Guard allegedly kept folks out of state park
I went to Heeia State Park at about 1 p.m. on Thanksgiving Day only to find the gate locked. A person there identified himself as "security," but he did not appear to be from any security company and was dressed in shorts, T-shirt and baseball cap. He told me to leave and that all of the park from that gate back was owned by a private organization. All signs indicate it to be a state park open every day from 7 a.m. to 6:45 p.m. or 7:45 p.m. depending on the time of year. What's going on?
Answer: State parks are open on holidays, although certain parks might close early on July 4 or New Year's Eve to prevent use of fireworks, said Deborah Ward, spokeswoman for the state Department of Land and Natural Resources.
But we were not able to get an explanation from her as to what might have happened Thanksgiving Day.
Carole McLean, executive director of the nonprofit Friends of Heeia State Park, said last week that the park was open on Thanksgiving Day and a security guard was posted at the gate, "allowing access."

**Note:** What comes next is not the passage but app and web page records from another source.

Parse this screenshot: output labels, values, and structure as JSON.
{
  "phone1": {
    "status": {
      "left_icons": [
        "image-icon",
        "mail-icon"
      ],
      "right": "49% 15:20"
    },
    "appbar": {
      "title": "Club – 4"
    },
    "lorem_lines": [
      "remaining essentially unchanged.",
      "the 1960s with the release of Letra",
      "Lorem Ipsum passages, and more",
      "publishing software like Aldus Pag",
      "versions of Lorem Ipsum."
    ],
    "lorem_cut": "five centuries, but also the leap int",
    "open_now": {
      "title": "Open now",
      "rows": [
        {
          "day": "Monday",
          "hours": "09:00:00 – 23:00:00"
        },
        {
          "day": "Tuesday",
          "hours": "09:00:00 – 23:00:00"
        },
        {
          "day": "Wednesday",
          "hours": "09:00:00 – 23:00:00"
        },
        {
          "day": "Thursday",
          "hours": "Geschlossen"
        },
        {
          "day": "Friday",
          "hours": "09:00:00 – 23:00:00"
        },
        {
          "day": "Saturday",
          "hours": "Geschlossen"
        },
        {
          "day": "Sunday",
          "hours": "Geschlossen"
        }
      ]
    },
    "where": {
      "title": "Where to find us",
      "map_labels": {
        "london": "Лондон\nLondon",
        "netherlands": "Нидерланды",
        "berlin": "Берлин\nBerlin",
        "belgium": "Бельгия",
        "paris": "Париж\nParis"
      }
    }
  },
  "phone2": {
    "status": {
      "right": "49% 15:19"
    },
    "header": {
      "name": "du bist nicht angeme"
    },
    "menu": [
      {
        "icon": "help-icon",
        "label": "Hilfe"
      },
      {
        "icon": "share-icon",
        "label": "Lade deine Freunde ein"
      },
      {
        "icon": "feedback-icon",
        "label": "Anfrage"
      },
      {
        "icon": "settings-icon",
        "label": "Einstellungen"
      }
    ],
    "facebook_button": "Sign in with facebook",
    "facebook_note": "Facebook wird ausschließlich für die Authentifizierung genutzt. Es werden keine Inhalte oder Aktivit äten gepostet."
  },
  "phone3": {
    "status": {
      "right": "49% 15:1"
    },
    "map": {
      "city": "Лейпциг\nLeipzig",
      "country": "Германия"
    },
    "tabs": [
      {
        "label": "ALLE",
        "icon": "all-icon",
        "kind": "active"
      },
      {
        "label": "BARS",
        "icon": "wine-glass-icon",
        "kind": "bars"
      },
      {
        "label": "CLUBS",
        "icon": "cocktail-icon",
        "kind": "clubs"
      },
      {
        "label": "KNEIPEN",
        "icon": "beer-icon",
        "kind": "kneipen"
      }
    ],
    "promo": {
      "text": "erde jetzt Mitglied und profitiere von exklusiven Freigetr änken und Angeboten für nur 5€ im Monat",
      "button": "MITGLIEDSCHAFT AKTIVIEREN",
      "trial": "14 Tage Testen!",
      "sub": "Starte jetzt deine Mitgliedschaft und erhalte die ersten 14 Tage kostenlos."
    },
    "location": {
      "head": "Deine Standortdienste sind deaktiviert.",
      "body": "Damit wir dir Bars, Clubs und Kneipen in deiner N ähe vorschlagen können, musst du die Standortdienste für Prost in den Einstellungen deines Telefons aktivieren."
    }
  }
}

Because of problems with burglaries and vandalism on holidays and weekends when it does not host events, the group has hired private security, she said.
The group has a lease with DLNR to offer educational programs to help children and adults better understand the natural and cultural resources of the area; it also rents out the visitor center hall for weddings and other events.
"The Friends conform to park hours but provide security after the staff is pau at 4 p.m.," McLean said. But, "no one is denied access, nor is anyone told to leave" when the park is supposed to be open.
The only incident noted Thanksgiving Day was the security guard reporting "a woman cursing at him and making obscene gestures at the close of park hours when asked to leave."
The Friends contribute daily to park maintenance and assists the state "in providing a safe park for the entire community and park visitors," McLean said.
However, it has been beset with crime, including theft from the offices and gift shop, graffiti, and theft of rubbish barrels, bananas, coconuts and plants in the group's Hawaiian garden.
Additionally, thieves have stolen copper gutters and flashing and destroyed the pay telephone, McLean said, while "cars and trucks drive all over grassy areas and some people erect tents adjoining vans or trucks."
To the driver of a white panel truck/van. I was crossing with the light at 11:10 a.m. Saturday, Feb. 10, when the truck seemed to accelerate and cut in front of me as it turned left on Haiku Road at Alaloa Street, near Windward Mall. I wasn't able to get the license number as he sped away.
A company name appeared to be on the door, but I couldn't find it either in the phone book or by calling directory assistance. A young child was in the passenger seat. This time I dodged him, but next time? -- No Name
Got a question or complaint?
Call 529-4773, fax 529-4750, or write to Kokua Line, Honolulu Star-Bulletin, 500 Ala Moana Blvd., No. 7-210, Honolulu 96813. As many as possible will be answered. E-mail to firstname.lastname@example.org
. See also: Useful phone numbers